-- Supplied records follows --
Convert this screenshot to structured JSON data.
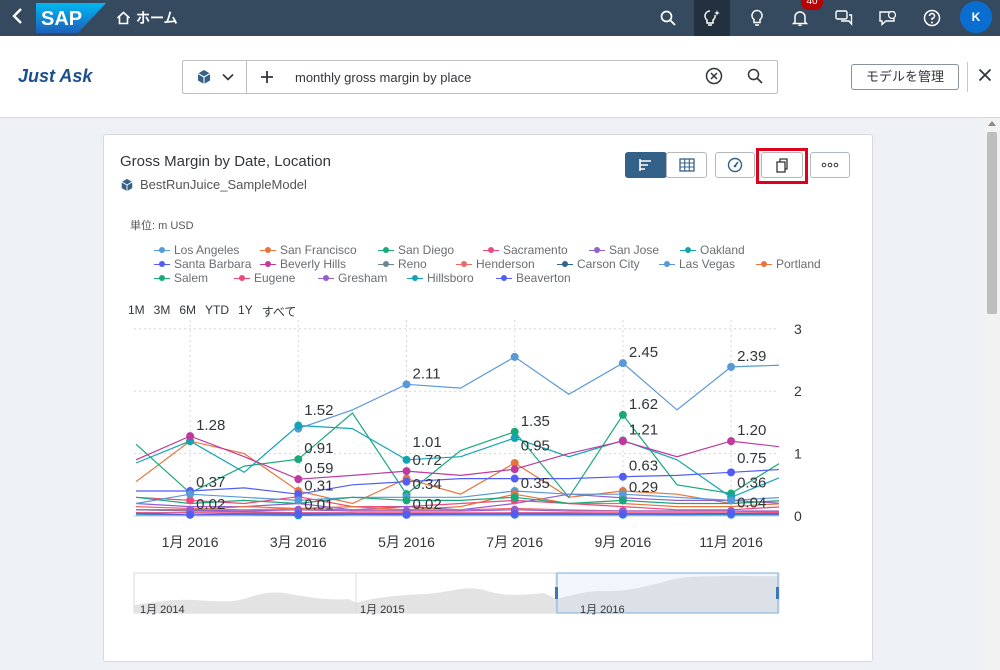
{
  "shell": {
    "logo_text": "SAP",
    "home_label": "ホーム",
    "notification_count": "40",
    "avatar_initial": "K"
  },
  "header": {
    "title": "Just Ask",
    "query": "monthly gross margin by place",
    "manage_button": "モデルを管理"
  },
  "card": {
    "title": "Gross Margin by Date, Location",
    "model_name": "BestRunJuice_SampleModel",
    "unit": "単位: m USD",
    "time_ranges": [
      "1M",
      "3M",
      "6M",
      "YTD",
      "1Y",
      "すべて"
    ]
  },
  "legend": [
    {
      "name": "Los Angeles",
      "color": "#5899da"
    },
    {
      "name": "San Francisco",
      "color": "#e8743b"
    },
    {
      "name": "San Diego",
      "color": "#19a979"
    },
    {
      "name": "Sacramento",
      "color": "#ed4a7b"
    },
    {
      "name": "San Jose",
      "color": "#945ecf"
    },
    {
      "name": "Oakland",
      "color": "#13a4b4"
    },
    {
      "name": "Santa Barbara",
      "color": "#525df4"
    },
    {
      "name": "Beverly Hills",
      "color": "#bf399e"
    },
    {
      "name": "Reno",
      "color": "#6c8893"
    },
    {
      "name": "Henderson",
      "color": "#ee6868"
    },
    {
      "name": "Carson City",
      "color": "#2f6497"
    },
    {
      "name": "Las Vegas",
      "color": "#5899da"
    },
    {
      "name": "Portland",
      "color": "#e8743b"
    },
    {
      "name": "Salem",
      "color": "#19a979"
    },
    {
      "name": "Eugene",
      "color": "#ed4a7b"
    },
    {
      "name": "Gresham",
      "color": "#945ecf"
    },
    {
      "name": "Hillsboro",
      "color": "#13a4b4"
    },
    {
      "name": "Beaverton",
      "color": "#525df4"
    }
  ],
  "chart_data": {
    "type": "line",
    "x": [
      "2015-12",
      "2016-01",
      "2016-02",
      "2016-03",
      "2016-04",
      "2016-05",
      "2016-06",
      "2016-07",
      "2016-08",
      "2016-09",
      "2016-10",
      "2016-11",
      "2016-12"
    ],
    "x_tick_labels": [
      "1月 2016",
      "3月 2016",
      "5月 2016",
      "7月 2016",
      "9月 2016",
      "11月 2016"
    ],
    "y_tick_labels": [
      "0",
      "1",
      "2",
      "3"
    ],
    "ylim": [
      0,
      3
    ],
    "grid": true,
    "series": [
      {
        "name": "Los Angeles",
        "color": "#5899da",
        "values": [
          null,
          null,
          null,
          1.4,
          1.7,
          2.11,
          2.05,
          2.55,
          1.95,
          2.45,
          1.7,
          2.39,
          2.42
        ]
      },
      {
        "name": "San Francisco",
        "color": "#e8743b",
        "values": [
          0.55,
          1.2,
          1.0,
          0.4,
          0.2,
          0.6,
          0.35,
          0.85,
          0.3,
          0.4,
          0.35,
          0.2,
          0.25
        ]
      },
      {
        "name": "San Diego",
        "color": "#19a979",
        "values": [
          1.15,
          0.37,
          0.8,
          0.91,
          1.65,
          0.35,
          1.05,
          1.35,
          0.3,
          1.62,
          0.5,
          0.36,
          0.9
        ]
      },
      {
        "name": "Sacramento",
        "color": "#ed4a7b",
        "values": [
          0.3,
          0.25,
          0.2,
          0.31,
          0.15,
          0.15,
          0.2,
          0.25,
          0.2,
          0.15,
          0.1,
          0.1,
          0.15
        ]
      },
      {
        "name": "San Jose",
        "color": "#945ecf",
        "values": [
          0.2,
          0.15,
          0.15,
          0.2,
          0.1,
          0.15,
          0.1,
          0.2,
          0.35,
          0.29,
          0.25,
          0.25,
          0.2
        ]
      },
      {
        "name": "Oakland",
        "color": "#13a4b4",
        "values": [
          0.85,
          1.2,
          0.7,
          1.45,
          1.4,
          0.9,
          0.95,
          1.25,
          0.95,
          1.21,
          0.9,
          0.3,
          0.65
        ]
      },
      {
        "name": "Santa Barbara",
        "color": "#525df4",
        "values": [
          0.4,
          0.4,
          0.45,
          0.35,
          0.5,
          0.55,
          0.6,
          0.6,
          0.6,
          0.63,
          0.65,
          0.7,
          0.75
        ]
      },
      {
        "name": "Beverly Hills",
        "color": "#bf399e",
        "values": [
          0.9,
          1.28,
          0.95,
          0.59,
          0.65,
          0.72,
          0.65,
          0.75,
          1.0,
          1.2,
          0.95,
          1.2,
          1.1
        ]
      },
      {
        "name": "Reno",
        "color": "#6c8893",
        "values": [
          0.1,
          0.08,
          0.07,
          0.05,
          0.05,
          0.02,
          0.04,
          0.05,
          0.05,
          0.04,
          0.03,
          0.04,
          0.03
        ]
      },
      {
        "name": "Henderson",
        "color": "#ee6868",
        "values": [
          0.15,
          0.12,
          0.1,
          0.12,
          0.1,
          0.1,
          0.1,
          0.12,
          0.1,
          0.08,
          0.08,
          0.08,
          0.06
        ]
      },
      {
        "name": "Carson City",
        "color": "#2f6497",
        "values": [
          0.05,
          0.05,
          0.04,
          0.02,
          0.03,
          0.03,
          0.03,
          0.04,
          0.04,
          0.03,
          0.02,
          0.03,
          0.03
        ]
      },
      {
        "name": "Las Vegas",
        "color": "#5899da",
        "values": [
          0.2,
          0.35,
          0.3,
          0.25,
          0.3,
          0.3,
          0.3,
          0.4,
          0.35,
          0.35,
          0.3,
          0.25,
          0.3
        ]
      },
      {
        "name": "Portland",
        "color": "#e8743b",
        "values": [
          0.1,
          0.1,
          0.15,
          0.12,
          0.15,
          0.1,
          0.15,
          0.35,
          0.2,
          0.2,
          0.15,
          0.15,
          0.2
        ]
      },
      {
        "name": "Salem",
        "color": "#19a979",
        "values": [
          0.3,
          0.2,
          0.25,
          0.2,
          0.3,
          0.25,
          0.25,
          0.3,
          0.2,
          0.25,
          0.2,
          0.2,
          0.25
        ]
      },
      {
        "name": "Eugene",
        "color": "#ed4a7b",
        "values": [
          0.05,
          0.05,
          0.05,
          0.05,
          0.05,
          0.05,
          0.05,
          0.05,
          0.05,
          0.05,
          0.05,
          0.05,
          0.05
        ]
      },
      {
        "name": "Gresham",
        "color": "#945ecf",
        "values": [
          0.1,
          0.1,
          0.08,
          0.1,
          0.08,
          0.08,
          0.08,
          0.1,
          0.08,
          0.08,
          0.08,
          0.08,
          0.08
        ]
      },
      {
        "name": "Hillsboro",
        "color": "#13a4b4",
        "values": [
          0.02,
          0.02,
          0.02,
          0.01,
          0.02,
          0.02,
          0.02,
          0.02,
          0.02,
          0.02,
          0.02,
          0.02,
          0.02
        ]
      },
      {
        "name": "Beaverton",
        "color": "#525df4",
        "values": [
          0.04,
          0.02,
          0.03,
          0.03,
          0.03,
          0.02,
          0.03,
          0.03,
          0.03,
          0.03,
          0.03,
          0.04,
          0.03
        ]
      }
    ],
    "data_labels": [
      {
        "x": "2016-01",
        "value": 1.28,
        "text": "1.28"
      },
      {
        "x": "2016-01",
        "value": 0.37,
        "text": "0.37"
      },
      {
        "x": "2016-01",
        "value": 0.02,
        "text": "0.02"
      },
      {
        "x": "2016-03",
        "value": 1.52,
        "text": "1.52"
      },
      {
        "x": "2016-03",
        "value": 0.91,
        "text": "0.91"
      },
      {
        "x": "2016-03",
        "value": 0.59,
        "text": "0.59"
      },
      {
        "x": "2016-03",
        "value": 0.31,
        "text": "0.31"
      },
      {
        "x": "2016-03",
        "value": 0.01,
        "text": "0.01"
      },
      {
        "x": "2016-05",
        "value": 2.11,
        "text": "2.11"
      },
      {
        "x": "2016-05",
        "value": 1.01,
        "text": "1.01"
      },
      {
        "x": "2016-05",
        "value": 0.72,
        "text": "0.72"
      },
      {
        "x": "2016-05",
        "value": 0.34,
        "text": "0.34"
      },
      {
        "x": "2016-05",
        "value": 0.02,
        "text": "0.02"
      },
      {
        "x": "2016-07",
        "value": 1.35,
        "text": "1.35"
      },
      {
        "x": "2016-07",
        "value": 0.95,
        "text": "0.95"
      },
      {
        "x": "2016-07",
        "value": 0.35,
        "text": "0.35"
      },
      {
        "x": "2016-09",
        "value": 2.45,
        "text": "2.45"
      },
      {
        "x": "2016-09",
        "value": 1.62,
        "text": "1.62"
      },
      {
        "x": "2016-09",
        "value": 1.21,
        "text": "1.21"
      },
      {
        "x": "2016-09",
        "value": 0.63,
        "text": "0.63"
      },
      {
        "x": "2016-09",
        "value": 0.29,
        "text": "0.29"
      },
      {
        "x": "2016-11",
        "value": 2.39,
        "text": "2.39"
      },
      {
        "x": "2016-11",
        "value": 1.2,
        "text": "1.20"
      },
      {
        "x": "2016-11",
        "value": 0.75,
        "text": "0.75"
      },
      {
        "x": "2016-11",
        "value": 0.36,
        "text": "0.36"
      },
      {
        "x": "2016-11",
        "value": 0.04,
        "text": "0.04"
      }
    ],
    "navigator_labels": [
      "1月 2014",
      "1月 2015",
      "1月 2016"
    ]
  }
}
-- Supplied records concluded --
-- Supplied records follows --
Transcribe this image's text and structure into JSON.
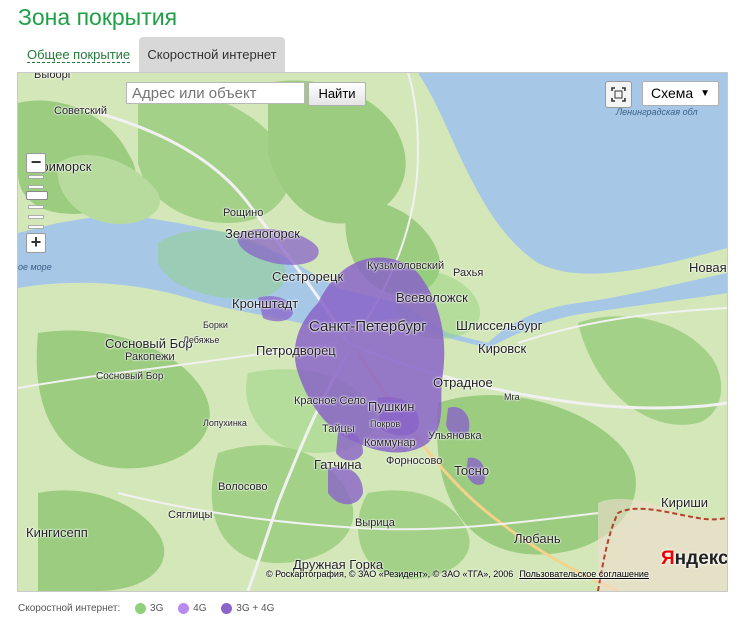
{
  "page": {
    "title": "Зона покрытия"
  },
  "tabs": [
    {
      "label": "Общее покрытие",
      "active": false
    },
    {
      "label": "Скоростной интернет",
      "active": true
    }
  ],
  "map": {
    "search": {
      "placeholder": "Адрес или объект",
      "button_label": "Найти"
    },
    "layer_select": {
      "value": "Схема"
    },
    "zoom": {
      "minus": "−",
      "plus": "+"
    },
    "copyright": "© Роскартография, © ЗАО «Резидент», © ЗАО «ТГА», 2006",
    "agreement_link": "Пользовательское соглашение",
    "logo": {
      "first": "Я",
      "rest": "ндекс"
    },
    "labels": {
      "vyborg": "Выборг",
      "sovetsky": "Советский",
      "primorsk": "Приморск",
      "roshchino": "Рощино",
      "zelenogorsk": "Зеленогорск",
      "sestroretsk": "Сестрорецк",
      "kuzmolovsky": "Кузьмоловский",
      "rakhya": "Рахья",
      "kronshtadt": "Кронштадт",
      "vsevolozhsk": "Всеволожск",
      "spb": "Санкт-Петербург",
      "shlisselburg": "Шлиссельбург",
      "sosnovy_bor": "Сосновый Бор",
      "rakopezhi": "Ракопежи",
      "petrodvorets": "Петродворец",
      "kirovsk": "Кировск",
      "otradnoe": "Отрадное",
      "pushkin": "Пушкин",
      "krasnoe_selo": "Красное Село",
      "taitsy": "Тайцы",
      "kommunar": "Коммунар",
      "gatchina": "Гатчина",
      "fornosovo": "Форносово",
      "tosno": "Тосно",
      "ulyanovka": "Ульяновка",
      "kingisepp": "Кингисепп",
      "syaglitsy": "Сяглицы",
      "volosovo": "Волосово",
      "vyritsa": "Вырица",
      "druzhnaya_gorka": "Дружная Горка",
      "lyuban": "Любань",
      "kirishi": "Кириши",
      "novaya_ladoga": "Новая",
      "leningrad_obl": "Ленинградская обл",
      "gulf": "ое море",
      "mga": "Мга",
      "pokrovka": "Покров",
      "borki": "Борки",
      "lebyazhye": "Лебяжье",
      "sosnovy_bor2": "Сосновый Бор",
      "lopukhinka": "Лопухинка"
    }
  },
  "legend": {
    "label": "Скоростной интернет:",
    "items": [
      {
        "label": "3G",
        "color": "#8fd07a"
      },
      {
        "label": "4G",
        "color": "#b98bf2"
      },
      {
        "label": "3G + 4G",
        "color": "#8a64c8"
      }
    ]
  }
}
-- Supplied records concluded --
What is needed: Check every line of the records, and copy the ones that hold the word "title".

Solution for this problem:
    "title": "Just Ask",
    "title": "Gross Margin by Date, Location",
    "title": "Зона покрытия"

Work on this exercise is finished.